Can it still be indirect discrimination for an employer to require an employee to go to work regardless of childcare needs, even if the employer doesn’t actually penalise the employee for not complying?
Yes, held the EAT in Hughes v Progressive Support Limited.
The Claimant is a support worker who had been working a guaranteed minimum of set or 'considerate' hours agreed in line with her childcare needs. For a short period, the Respondent stopped offering the Claimant 'considerate' hours and only offered her hours in line with the Respondent's service needs, and indicated it might put her on a 'zero-hours' contract. If the Claimant did not work the hours offered, she faced no penalty, but lost pay.

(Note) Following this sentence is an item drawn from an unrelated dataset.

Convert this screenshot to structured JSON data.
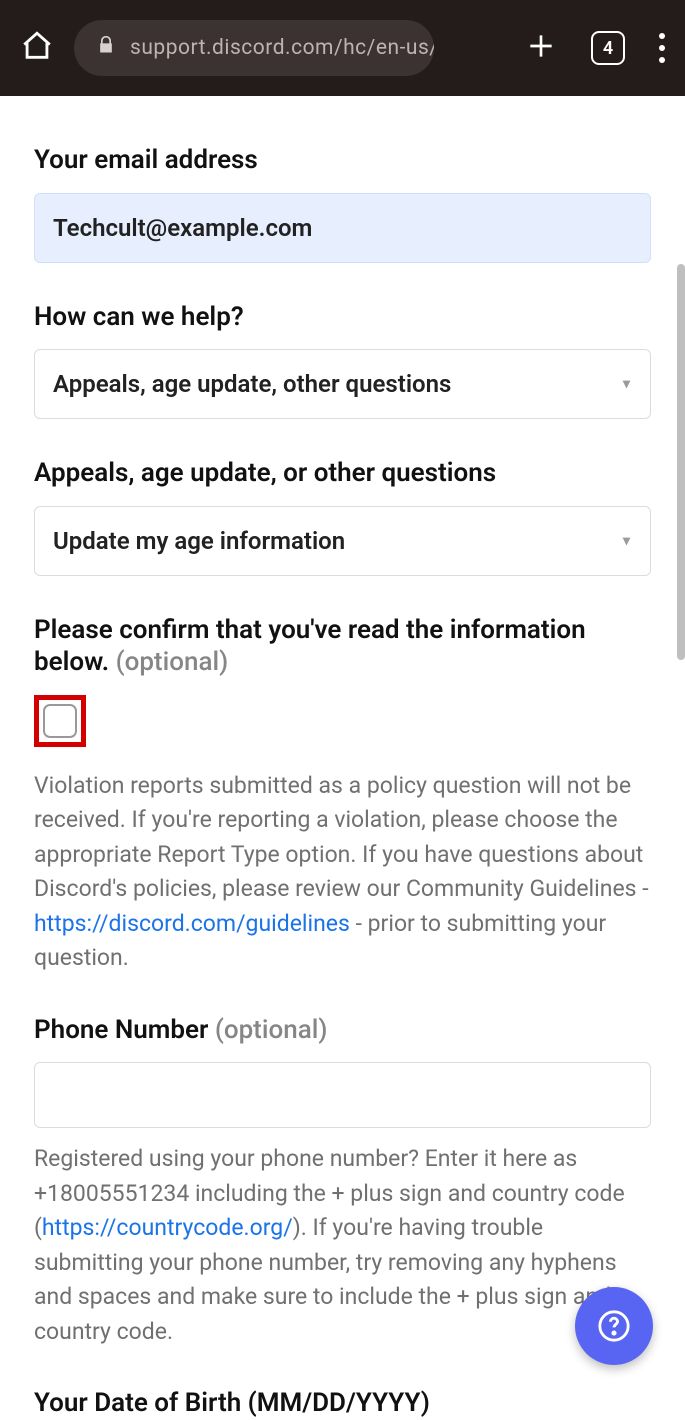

The tribunal dismissed the indirect sex discrimination claim on the basis that by not imposing any penalty for not working hours offered, the Claimant had not been subjected to a 'PCP', the requirement to work particular hours.
The EAT overturned the tribunal's decision; the Respondent had imposed a 'PCP', the requirement on the Claimant to work the hours determined by the Respondent to get her full contractual hours. The tribunal failed to consider the impact of the requirement at the time, rather than the lack of consequences later, as well as the financial impact of losing hours. The Claimant was also told that she might be put on a zero-hours contract.

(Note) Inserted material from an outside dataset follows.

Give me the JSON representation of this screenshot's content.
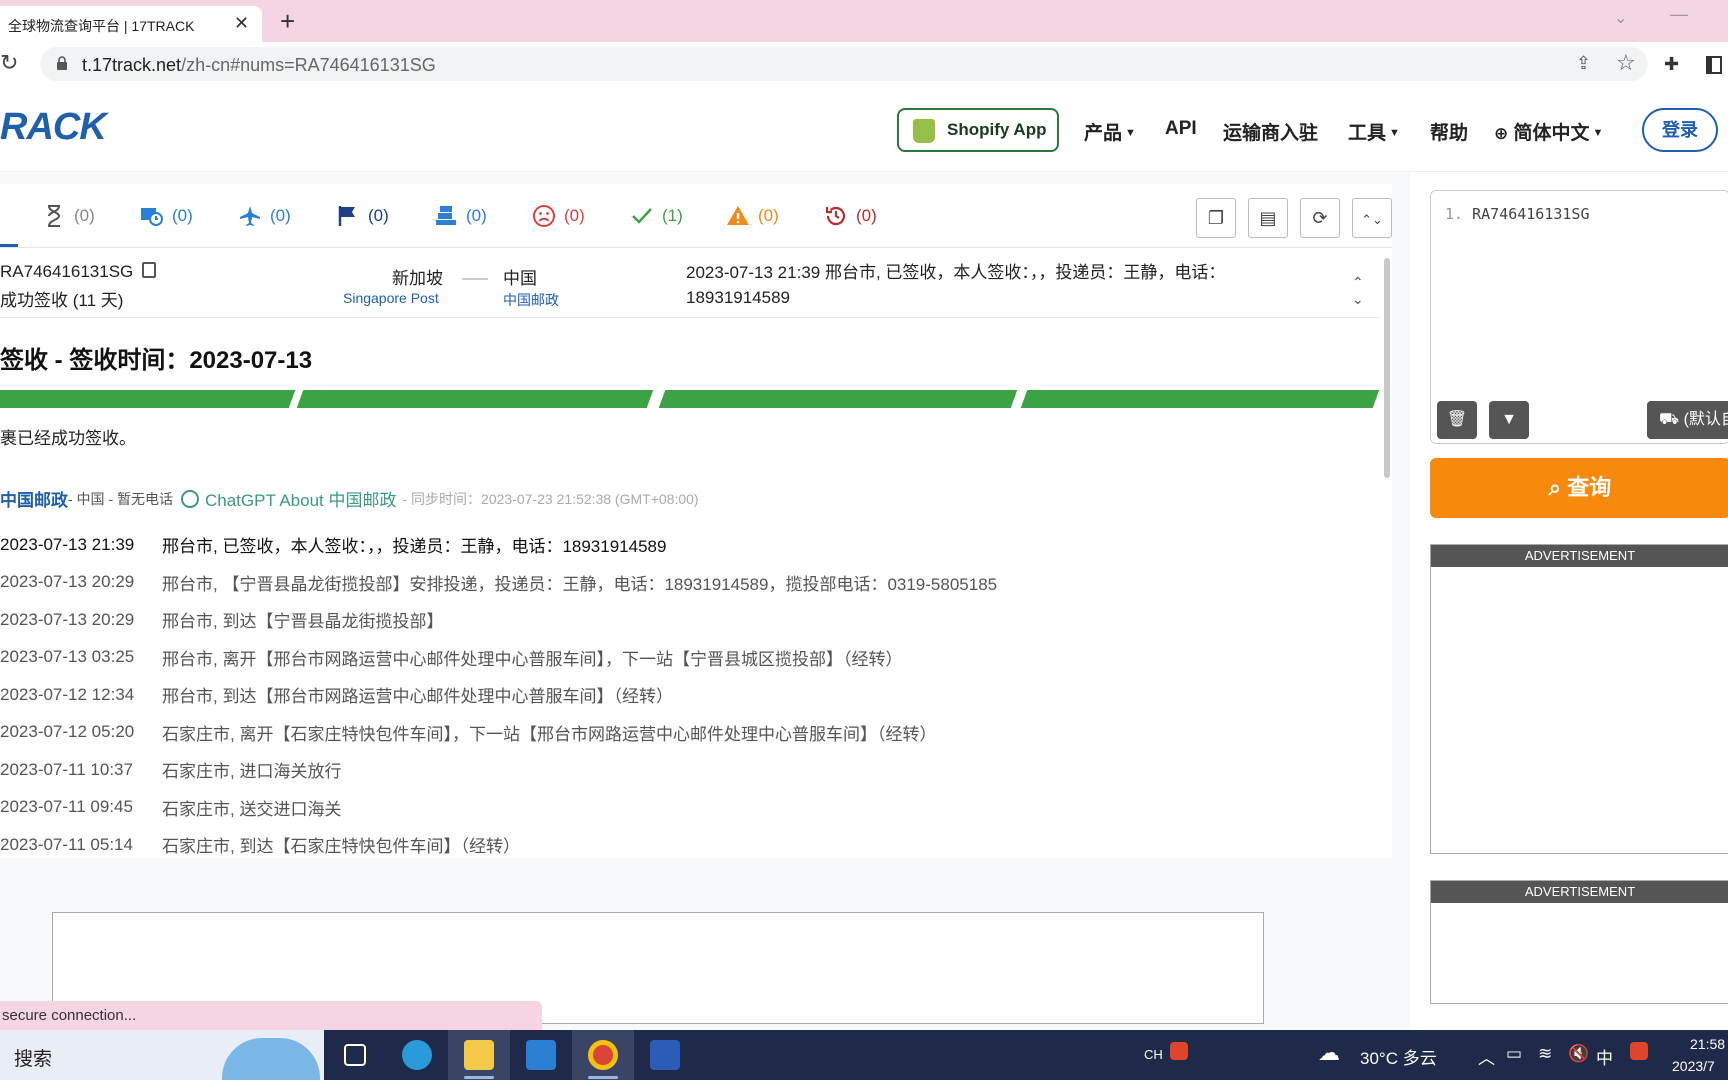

The EAT remitted to a different tribunal the questions of whether the PCP gave rise to a particular disadvantage to female employees, and whether there was objective justification.
Thanks to Ed McFarlane of Law at Work for preparing this case summary.